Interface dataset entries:
*** Begin section ***
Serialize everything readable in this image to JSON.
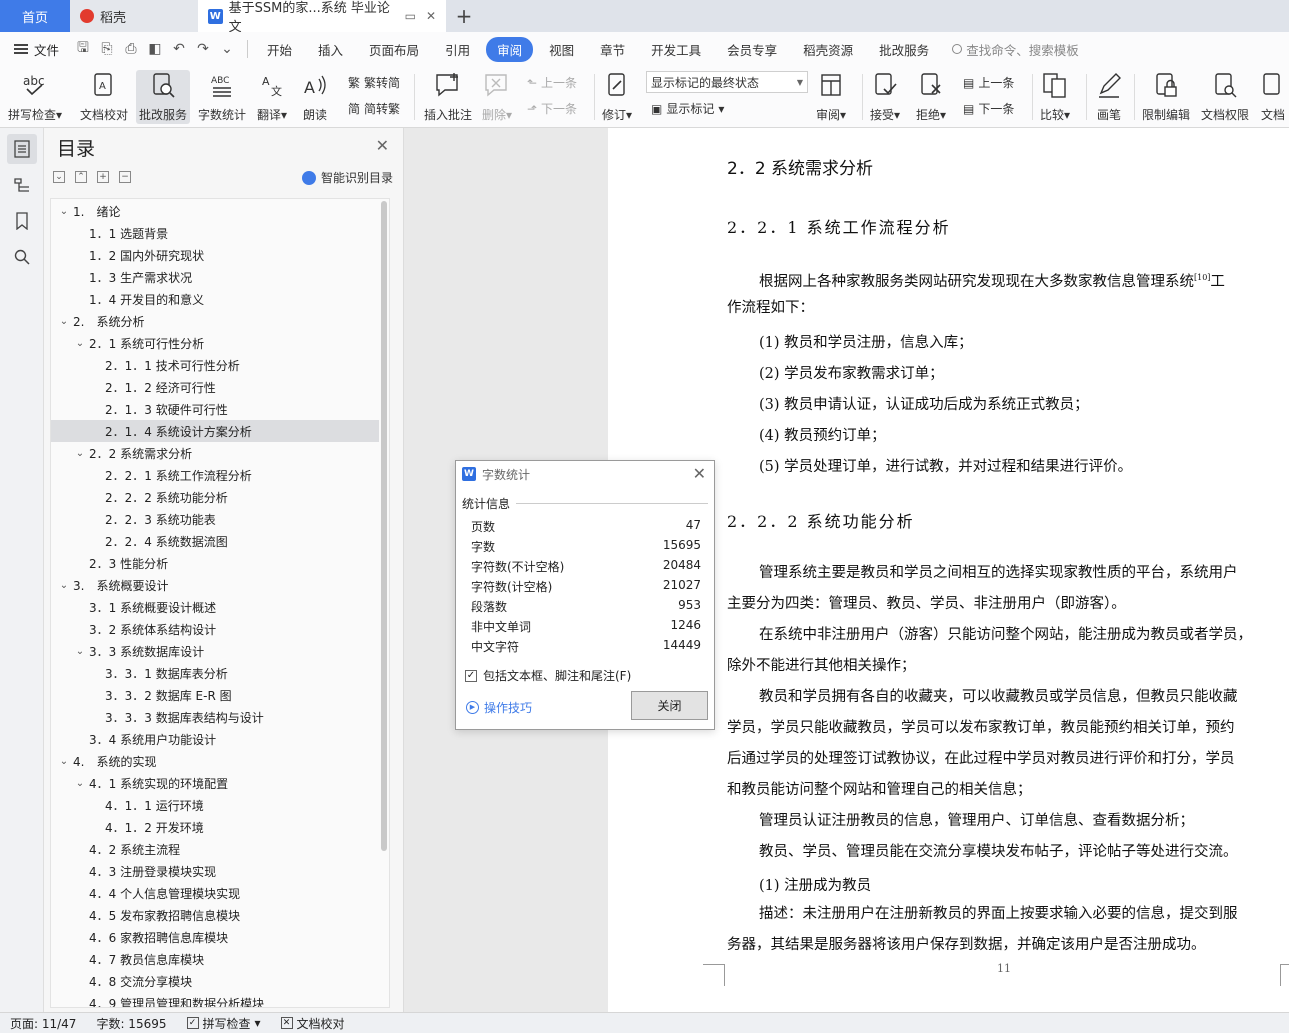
{
  "tabs": {
    "home": "首页",
    "daoke": "稻壳",
    "doc": "基于SSM的家...系统 毕业论文"
  },
  "menu": {
    "file": "文件",
    "items": [
      "开始",
      "插入",
      "页面布局",
      "引用",
      "审阅",
      "视图",
      "章节",
      "开发工具",
      "会员专享",
      "稻壳资源",
      "批改服务"
    ],
    "active_index": 4,
    "search": "查找命令、搜索模板"
  },
  "ribbon": {
    "spellcheck": "拼写检查",
    "doc_check": "文档校对",
    "correct_service": "批改服务",
    "word_count": "字数统计",
    "translate": "翻译",
    "read_aloud": "朗读",
    "trad_conv": "繁转简",
    "simp_conv": "简转繁",
    "insert_comment": "插入批注",
    "delete": "删除",
    "prev_comment": "上一条",
    "next_comment": "下一条",
    "revise": "修订",
    "markup_mode": "显示标记的最终状态",
    "show_markup": "显示标记",
    "review": "审阅",
    "accept": "接受",
    "reject": "拒绝",
    "prev_change": "上一条",
    "next_change": "下一条",
    "compare": "比较",
    "pen": "画笔",
    "restrict_edit": "限制编辑",
    "doc_perm": "文档权限",
    "doc_more": "文档"
  },
  "toc": {
    "title": "目录",
    "smart": "智能识别目录",
    "items": [
      {
        "text": "1.　绪论",
        "level": 1,
        "twisty": "v"
      },
      {
        "text": "1．1 选题背景",
        "level": 2,
        "twisty": ""
      },
      {
        "text": "1．2 国内外研究现状",
        "level": 2,
        "twisty": ""
      },
      {
        "text": "1．3 生产需求状况",
        "level": 2,
        "twisty": ""
      },
      {
        "text": "1．4 开发目的和意义",
        "level": 2,
        "twisty": ""
      },
      {
        "text": "2.　系统分析",
        "level": 1,
        "twisty": "v"
      },
      {
        "text": "2．1 系统可行性分析",
        "level": 2,
        "twisty": "v"
      },
      {
        "text": "2．1．1 技术可行性分析",
        "level": 3,
        "twisty": ""
      },
      {
        "text": "2．1．2 经济可行性",
        "level": 3,
        "twisty": ""
      },
      {
        "text": "2．1．3 软硬件可行性",
        "level": 3,
        "twisty": ""
      },
      {
        "text": "2．1．4 系统设计方案分析",
        "level": 3,
        "twisty": "",
        "selected": true
      },
      {
        "text": "2．2 系统需求分析",
        "level": 2,
        "twisty": "v"
      },
      {
        "text": "2．2．1 系统工作流程分析",
        "level": 3,
        "twisty": ""
      },
      {
        "text": "2．2．2 系统功能分析",
        "level": 3,
        "twisty": ""
      },
      {
        "text": "2．2．3 系统功能表",
        "level": 3,
        "twisty": ""
      },
      {
        "text": "2．2．4 系统数据流图",
        "level": 3,
        "twisty": ""
      },
      {
        "text": "2．3 性能分析",
        "level": 2,
        "twisty": ""
      },
      {
        "text": "3.　系统概要设计",
        "level": 1,
        "twisty": "v"
      },
      {
        "text": "3．1 系统概要设计概述",
        "level": 2,
        "twisty": ""
      },
      {
        "text": "3．2 系统体系结构设计",
        "level": 2,
        "twisty": ""
      },
      {
        "text": "3．3 系统数据库设计",
        "level": 2,
        "twisty": "v"
      },
      {
        "text": "3．3．1 数据库表分析",
        "level": 3,
        "twisty": ""
      },
      {
        "text": "3．3．2 数据库 E-R 图",
        "level": 3,
        "twisty": ""
      },
      {
        "text": "3．3．3 数据库表结构与设计",
        "level": 3,
        "twisty": ""
      },
      {
        "text": "3．4 系统用户功能设计",
        "level": 2,
        "twisty": ""
      },
      {
        "text": "4.　系统的实现",
        "level": 1,
        "twisty": "v"
      },
      {
        "text": "4．1 系统实现的环境配置",
        "level": 2,
        "twisty": "v"
      },
      {
        "text": "4．1．1 运行环境",
        "level": 3,
        "twisty": ""
      },
      {
        "text": "4．1．2 开发环境",
        "level": 3,
        "twisty": ""
      },
      {
        "text": "4．2 系统主流程",
        "level": 2,
        "twisty": ""
      },
      {
        "text": "4．3 注册登录模块实现",
        "level": 2,
        "twisty": ""
      },
      {
        "text": "4．4 个人信息管理模块实现",
        "level": 2,
        "twisty": ""
      },
      {
        "text": "4．5 发布家教招聘信息模块",
        "level": 2,
        "twisty": ""
      },
      {
        "text": "4．6 家教招聘信息库模块",
        "level": 2,
        "twisty": ""
      },
      {
        "text": "4．7 教员信息库模块",
        "level": 2,
        "twisty": ""
      },
      {
        "text": "4．8 交流分享模块",
        "level": 2,
        "twisty": ""
      },
      {
        "text": "4．9 管理员管理和数据分析模块",
        "level": 2,
        "twisty": ""
      }
    ]
  },
  "doc": {
    "h2": "2．2 系统需求分析",
    "h3a": "2．2．1 系统工作流程分析",
    "p1a": "根据网上各种家教服务类网站研究发现现在大多数家教信息管理系统",
    "p1_ref": "[10]",
    "p1_tail": "工",
    "p1b": "作流程如下：",
    "steps": [
      "(1)  教员和学员注册，信息入库；",
      "(2)  学员发布家教需求订单；",
      "(3)  教员申请认证，认证成功后成为系统正式教员；",
      "(4)  教员预约订单；",
      "(5)  学员处理订单，进行试教，并对过程和结果进行评价。"
    ],
    "h3b": "2．2．2 系统功能分析",
    "lines": [
      "管理系统主要是教员和学员之间相互的选择实现家教性质的平台，系统用户",
      "主要分为四类：管理员、教员、学员、非注册用户（即游客）。",
      "在系统中非注册用户（游客）只能访问整个网站，能注册成为教员或者学员，",
      "除外不能进行其他相关操作；",
      "教员和学员拥有各自的收藏夹，可以收藏教员或学员信息，但教员只能收藏",
      "学员，学员只能收藏教员，学员可以发布家教订单，教员能预约相关订单，预约",
      "后通过学员的处理签订试教协议，在此过程中学员对教员进行评价和打分，学员",
      "和教员能访问整个网站和管理自己的相关信息；",
      "管理员认证注册教员的信息，管理用户、订单信息、查看数据分析；",
      "教员、学员、管理员能在交流分享模块发布帖子，评论帖子等处进行交流。",
      "(1)  注册成为教员",
      "描述：未注册用户在注册新教员的界面上按要求输入必要的信息，提交到服",
      "务器，其结果是服务器将该用户保存到数据，并确定该用户是否注册成功。"
    ],
    "page_number": "11"
  },
  "dialog": {
    "title": "字数统计",
    "section": "统计信息",
    "rows": [
      {
        "label": "页数",
        "value": "47"
      },
      {
        "label": "字数",
        "value": "15695"
      },
      {
        "label": "字符数(不计空格)",
        "value": "20484"
      },
      {
        "label": "字符数(计空格)",
        "value": "21027"
      },
      {
        "label": "段落数",
        "value": "953"
      },
      {
        "label": "非中文单词",
        "value": "1246"
      },
      {
        "label": "中文字符",
        "value": "14449"
      }
    ],
    "include_label": "包括文本框、脚注和尾注(F)",
    "include_checked": true,
    "tips": "操作技巧",
    "close": "关闭"
  },
  "status": {
    "page": "页面: 11/47",
    "words": "字数: 15695",
    "spell": "拼写检查",
    "proof": "文档校对"
  }
}
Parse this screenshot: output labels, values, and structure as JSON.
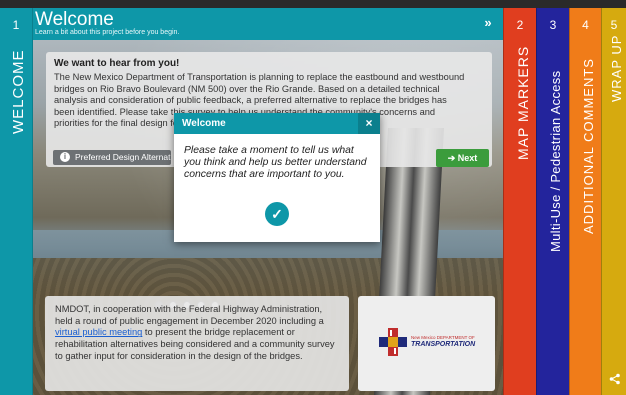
{
  "tabs": [
    {
      "number": "1",
      "label": "WELCOME"
    },
    {
      "number": "2",
      "label": "MAP MARKERS"
    },
    {
      "number": "3",
      "label": "Multi-Use / Pedestrian Access"
    },
    {
      "number": "4",
      "label": "ADDITIONAL COMMENTS"
    },
    {
      "number": "5",
      "label": "WRAP UP"
    }
  ],
  "header": {
    "title": "Welcome",
    "subtitle": "Learn a bit about this project before you begin.",
    "next_icon": "»"
  },
  "intro": {
    "heading": "We want to hear from you!",
    "text": "The New Mexico Department of Transportation is planning to replace the eastbound and westbound bridges on Rio Bravo Boulevard (NM 500) over the Rio Grande. Based on a detailed technical analysis and consideration of public feedback, a preferred alternative to replace the bridges has been identified. Please take this survey to help us understand the community's concerns and priorities for the final design for the bridge.",
    "pref_button": "Preferred Design Alternative",
    "next_button": "Next"
  },
  "bottom": {
    "text_before": "NMDOT, in cooperation with the Federal Highway Administration, held a round of public engagement in December 2020 including a ",
    "link": "virtual public meeting",
    "text_after": " to present the bridge replacement or rehabilitation alternatives being considered and a community survey to gather input for consideration in the design of the bridges."
  },
  "logo": {
    "line1": "New Mexico DEPARTMENT OF",
    "line2": "TRANSPORTATION"
  },
  "modal": {
    "title": "Welcome",
    "close": "×",
    "body": "Please take a moment to tell us what you think and help us better understand concerns that are important to you.",
    "check": "✓"
  },
  "colors": {
    "teal": "#0e97a8",
    "red": "#e03e1f",
    "navy": "#23249c",
    "orange": "#f07c19",
    "yellow": "#d6aa0f",
    "green": "#3b9c3c"
  },
  "icons": [
    "chevrons-right-icon",
    "info-icon",
    "arrow-right-icon",
    "close-icon",
    "check-circle-icon",
    "share-icon"
  ],
  "carousel": {
    "total": 5,
    "active": 1
  }
}
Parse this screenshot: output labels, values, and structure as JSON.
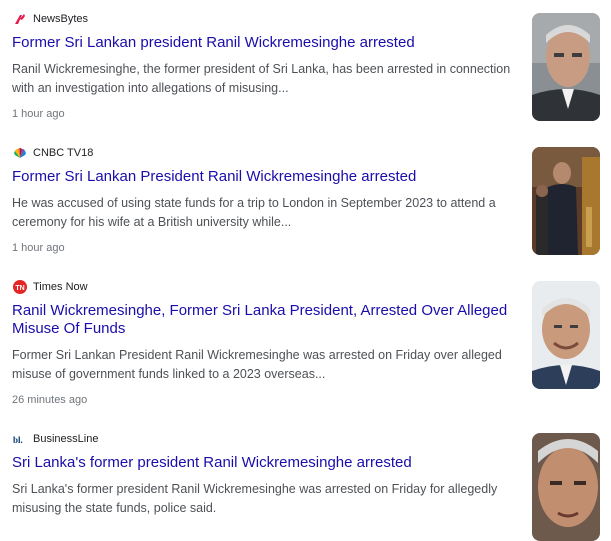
{
  "articles": [
    {
      "source": "NewsBytes",
      "source_icon": "newsbytes-logo-icon",
      "title": "Former Sri Lankan president Ranil Wickremesinghe arrested",
      "snippet": "Ranil Wickremesinghe, the former president of Sri Lanka, has been arrested in connection with an investigation into allegations of misusing...",
      "time": "1 hour ago",
      "thumbnail": "portrait-photo"
    },
    {
      "source": "CNBC TV18",
      "source_icon": "cnbc-peacock-logo-icon",
      "title": "Former Sri Lankan President Ranil Wickremesinghe arrested",
      "snippet": "He was accused of using state funds for a trip to London in September 2023 to attend a ceremony for his wife at a British university while...",
      "time": "1 hour ago",
      "thumbnail": "ceremony-photo"
    },
    {
      "source": "Times Now",
      "source_icon": "times-now-logo-icon",
      "title": "Ranil Wickremesinghe, Former Sri Lanka President, Arrested Over Alleged Misuse Of Funds",
      "snippet": "Former Sri Lankan President Ranil Wickremesinghe was arrested on Friday over alleged misuse of government funds linked to a 2023 overseas...",
      "time": "26 minutes ago",
      "thumbnail": "smiling-portrait-photo"
    },
    {
      "source": "BusinessLine",
      "source_icon": "businessline-logo-icon",
      "title": "Sri Lanka's former president Ranil Wickremesinghe arrested",
      "snippet": "Sri Lanka's former president Ranil Wickremesinghe was arrested on Friday for allegedly misusing the state funds, police said.",
      "time": "",
      "thumbnail": "closeup-portrait-photo"
    }
  ],
  "colors": {
    "title_link": "#1a0dab",
    "snippet": "#4d5156",
    "time": "#70757a"
  }
}
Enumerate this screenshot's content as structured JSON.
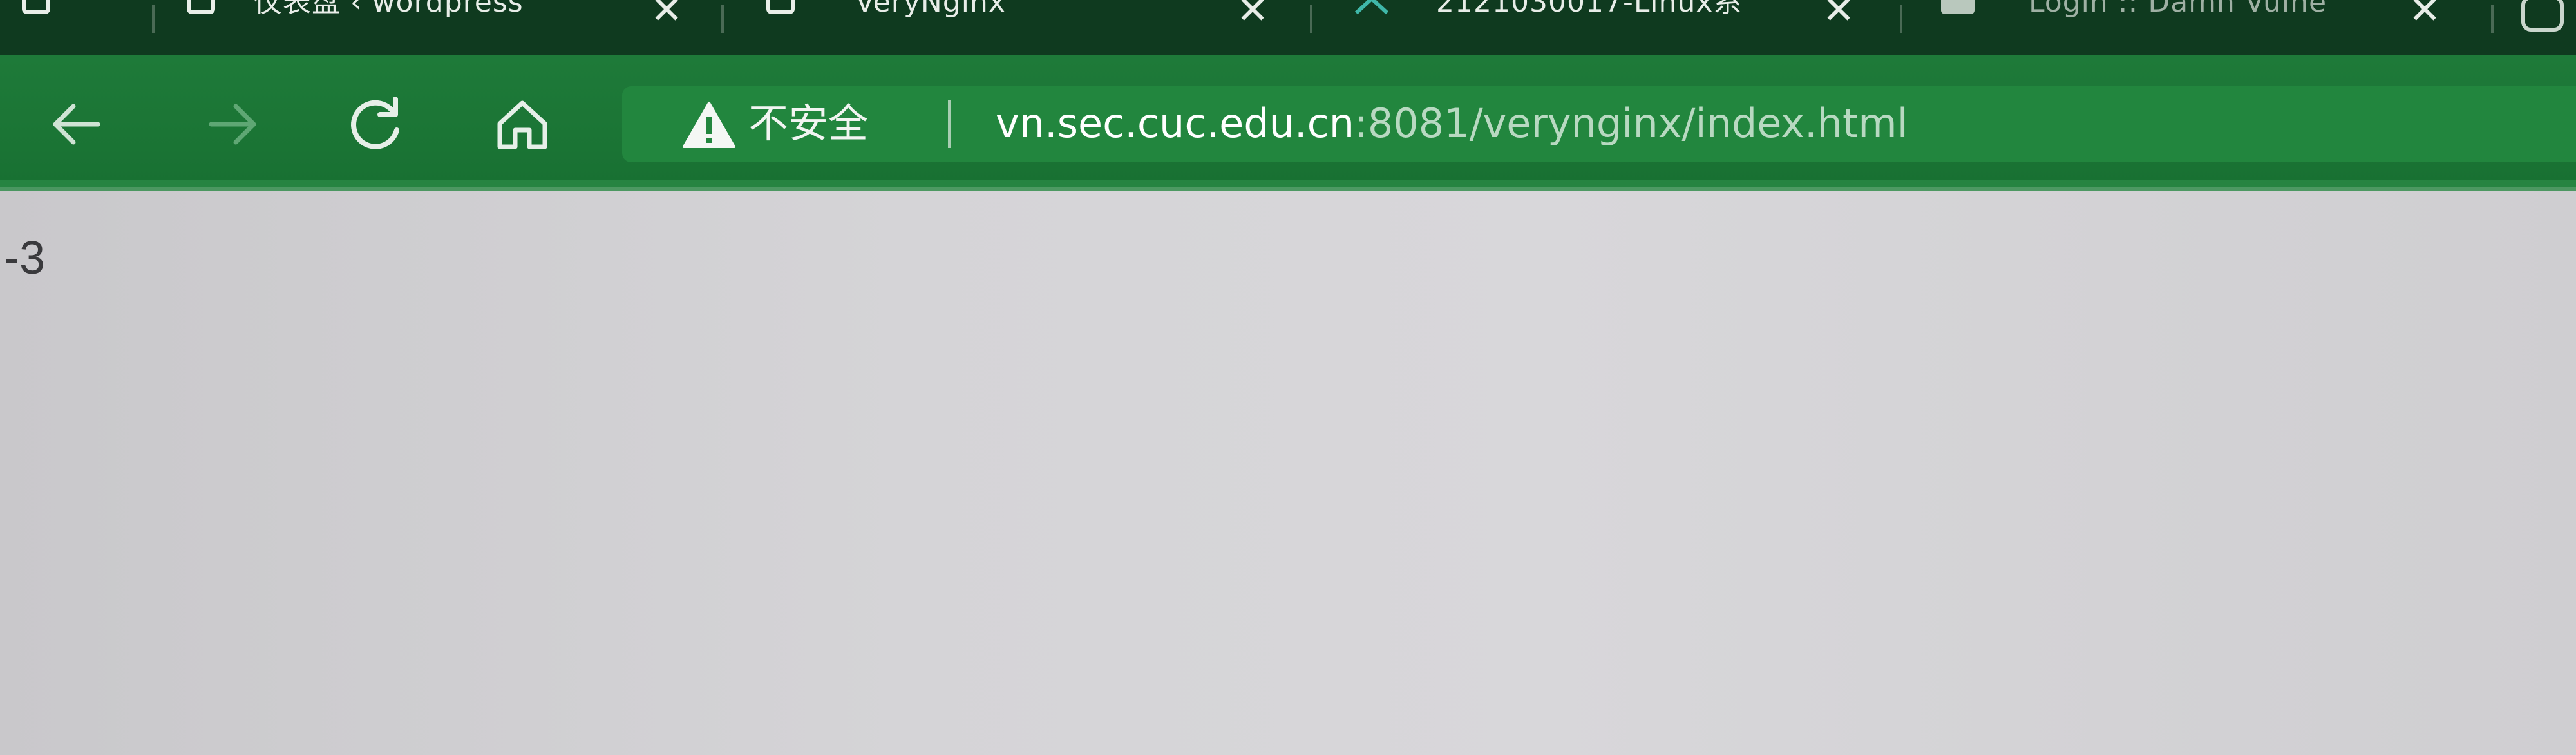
{
  "tabs": [
    {
      "title": "仪表盘 ‹ wordpress",
      "icon": "page-icon",
      "close": "✕"
    },
    {
      "title": "VeryNginx",
      "icon": "page-icon",
      "close": "✕"
    },
    {
      "title": "2121030017-Linux系",
      "icon": "leaf-icon",
      "close": "✕"
    },
    {
      "title": "Login :: Damn Vulne",
      "icon": "doc-icon",
      "close": "✕"
    }
  ],
  "toolbar": {
    "security_label": "不安全",
    "url_host": "vn.sec.cuc.edu.cn",
    "url_rest": ":8081/verynginx/index.html"
  },
  "page": {
    "text": "-3"
  },
  "colors": {
    "tabstrip": "#0f3a1f",
    "toolbar": "#1e7a39",
    "omnibox": "#22863e",
    "page_bg": "#d3d2d5"
  }
}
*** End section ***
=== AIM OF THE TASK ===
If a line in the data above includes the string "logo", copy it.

=== TASK RESULT ===
  "logo": {
      "source_icon": "newsbytes-logo-icon",
      "source_icon": "cnbc-peacock-logo-icon",
      "source_icon": "times-now-logo-icon",
      "source_icon": "businessline-logo-icon",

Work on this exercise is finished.